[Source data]
________

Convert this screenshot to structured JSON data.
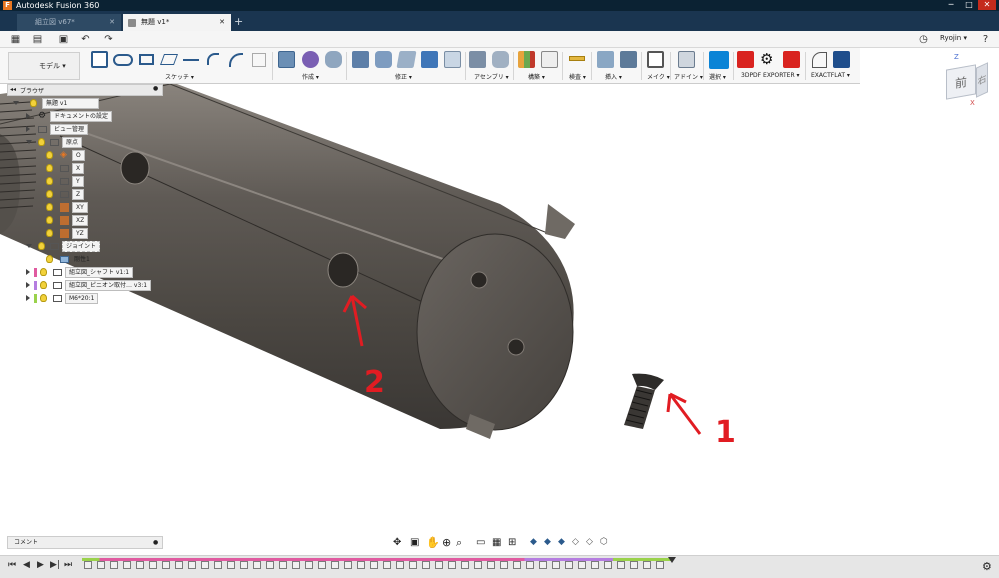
{
  "app": {
    "title": "Autodesk Fusion 360",
    "logo_letter": "F"
  },
  "window_controls": {
    "min": "─",
    "max": "□",
    "close": "✕"
  },
  "tabs": [
    {
      "label": "組立図 v67*",
      "active": false
    },
    {
      "label": "無題 v1*",
      "active": true
    }
  ],
  "tab_close": "✕",
  "tab_add": "+",
  "user": {
    "name": "Ryojin ▾"
  },
  "workspace": {
    "label": "モデル ▾"
  },
  "ribbon_groups": [
    {
      "label": "スケッチ ▾"
    },
    {
      "label": "作成 ▾"
    },
    {
      "label": "修正 ▾"
    },
    {
      "label": "アセンブリ ▾"
    },
    {
      "label": "構築 ▾"
    },
    {
      "label": "検査 ▾"
    },
    {
      "label": "挿入 ▾"
    },
    {
      "label": "メイク ▾"
    },
    {
      "label": "アドイン ▾"
    },
    {
      "label": "選択 ▾"
    },
    {
      "label": "3DPDF EXPORTER ▾"
    },
    {
      "label": "EXACTFLAT ▾"
    }
  ],
  "browser": {
    "title": "ブラウザ",
    "root": "無題 v1",
    "items": {
      "doc_settings": "ドキュメントの設定",
      "named_views": "ビュー管理",
      "origin": "原点",
      "o": "O",
      "x": "X",
      "y": "Y",
      "z": "Z",
      "xy": "XY",
      "xz": "XZ",
      "yz": "YZ",
      "joints": "ジョイント",
      "rigid": "剛性1",
      "comp1": "組立図_シャフト v1:1",
      "comp2": "組立図_ピニオン取付… v3:1",
      "comp3": "M6*20:1"
    }
  },
  "comment": {
    "label": "コメント"
  },
  "viewcube": {
    "front": "前",
    "left": "右",
    "z": "Z",
    "x": "X"
  },
  "annotations": {
    "one": "1",
    "two": "2"
  },
  "colors": {
    "accent": "#e11c22",
    "title_bg": "#0b2233",
    "tab_bg": "#1a3550",
    "select_blue": "#0b84d6"
  }
}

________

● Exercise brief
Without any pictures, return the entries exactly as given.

● Answer space
Convert this screenshot to structured JSON data.
{
  "app": {
    "title": "Autodesk Fusion 360",
    "logo_letter": "F"
  },
  "window_controls": {
    "min": "─",
    "max": "□",
    "close": "✕"
  },
  "tabs": [
    {
      "label": "組立図 v67*",
      "active": false
    },
    {
      "label": "無題 v1*",
      "active": true
    }
  ],
  "tab_close": "✕",
  "tab_add": "+",
  "user": {
    "name": "Ryojin ▾"
  },
  "workspace": {
    "label": "モデル ▾"
  },
  "ribbon_groups": [
    {
      "label": "スケッチ ▾"
    },
    {
      "label": "作成 ▾"
    },
    {
      "label": "修正 ▾"
    },
    {
      "label": "アセンブリ ▾"
    },
    {
      "label": "構築 ▾"
    },
    {
      "label": "検査 ▾"
    },
    {
      "label": "挿入 ▾"
    },
    {
      "label": "メイク ▾"
    },
    {
      "label": "アドイン ▾"
    },
    {
      "label": "選択 ▾"
    },
    {
      "label": "3DPDF EXPORTER ▾"
    },
    {
      "label": "EXACTFLAT ▾"
    }
  ],
  "browser": {
    "title": "ブラウザ",
    "root": "無題 v1",
    "items": {
      "doc_settings": "ドキュメントの設定",
      "named_views": "ビュー管理",
      "origin": "原点",
      "o": "O",
      "x": "X",
      "y": "Y",
      "z": "Z",
      "xy": "XY",
      "xz": "XZ",
      "yz": "YZ",
      "joints": "ジョイント",
      "rigid": "剛性1",
      "comp1": "組立図_シャフト v1:1",
      "comp2": "組立図_ピニオン取付… v3:1",
      "comp3": "M6*20:1"
    }
  },
  "comment": {
    "label": "コメント"
  },
  "viewcube": {
    "front": "前",
    "left": "右",
    "z": "Z",
    "x": "X"
  },
  "annotations": {
    "one": "1",
    "two": "2"
  },
  "colors": {
    "accent": "#e11c22",
    "title_bg": "#0b2233",
    "tab_bg": "#1a3550",
    "select_blue": "#0b84d6"
  }
}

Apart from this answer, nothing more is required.